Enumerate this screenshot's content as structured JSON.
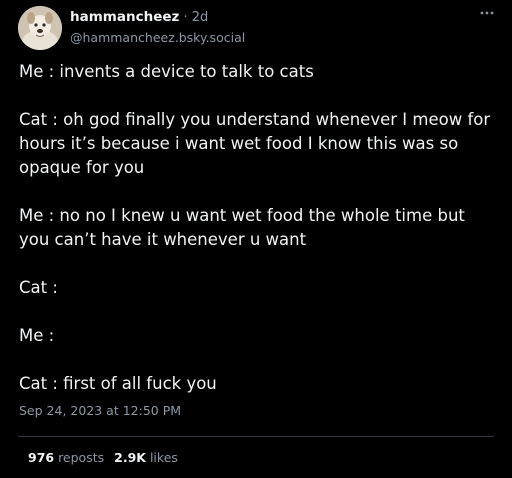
{
  "post": {
    "author": {
      "display_name": "hammancheez",
      "time_sep": " · ",
      "time_ago": "2d",
      "handle": "@hammancheez.bsky.social",
      "avatar_icon": "dog-avatar"
    },
    "menu_icon": "more-horizontal-icon",
    "paragraphs": [
      "Me : invents a device to talk to cats",
      "Cat : oh god finally you understand whenever I meow for hours it’s because i want wet food I know this was so opaque for you",
      "Me : no no I knew u want wet food the whole time but you can’t have it whenever u want",
      "Cat :",
      "Me :",
      "Cat : first of all fuck you"
    ],
    "timestamp": "Sep 24, 2023 at 12:50 PM",
    "stats": {
      "reposts_count": "976",
      "reposts_label": " reposts",
      "likes_count": "2.9K",
      "likes_label": " likes"
    }
  },
  "colors": {
    "background": "#000000",
    "text": "#f1f3f5",
    "muted": "#8b98a5",
    "divider": "#2b3340"
  }
}
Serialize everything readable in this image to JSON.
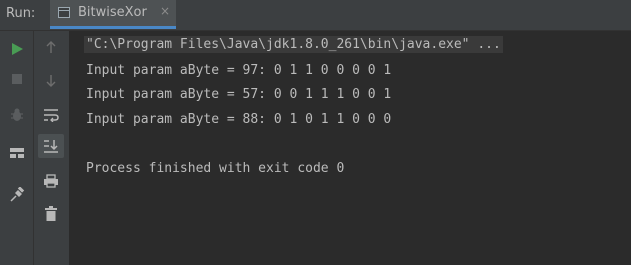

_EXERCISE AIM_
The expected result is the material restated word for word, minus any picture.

_EXERCISE ANSWER_
Enumerate this screenshot's content as structured JSON.
{
  "post": {
    "author": {
      "display_name": "hammancheez",
      "time_sep": " · ",
      "time_ago": "2d",
      "handle": "@hammancheez.bsky.social",
      "avatar_icon": "dog-avatar"
    },
    "menu_icon": "more-horizontal-icon",
    "paragraphs": [
      "Me : invents a device to talk to cats",
      "Cat : oh god finally you understand whenever I meow for hours it’s because i want wet food I know this was so opaque for you",
      "Me : no no I knew u want wet food the whole time but you can’t have it whenever u want",
      "Cat :",
      "Me :",
      "Cat : first of all fuck you"
    ],
    "timestamp": "Sep 24, 2023 at 12:50 PM",
    "stats": {
      "reposts_count": "976",
      "reposts_label": " reposts",
      "likes_count": "2.9K",
      "likes_label": " likes"
    }
  },
  "colors": {
    "background": "#000000",
    "text": "#f1f3f5",
    "muted": "#8b98a5",
    "divider": "#2b3340"
  }
}
Serialize everything readable in this image to JSON.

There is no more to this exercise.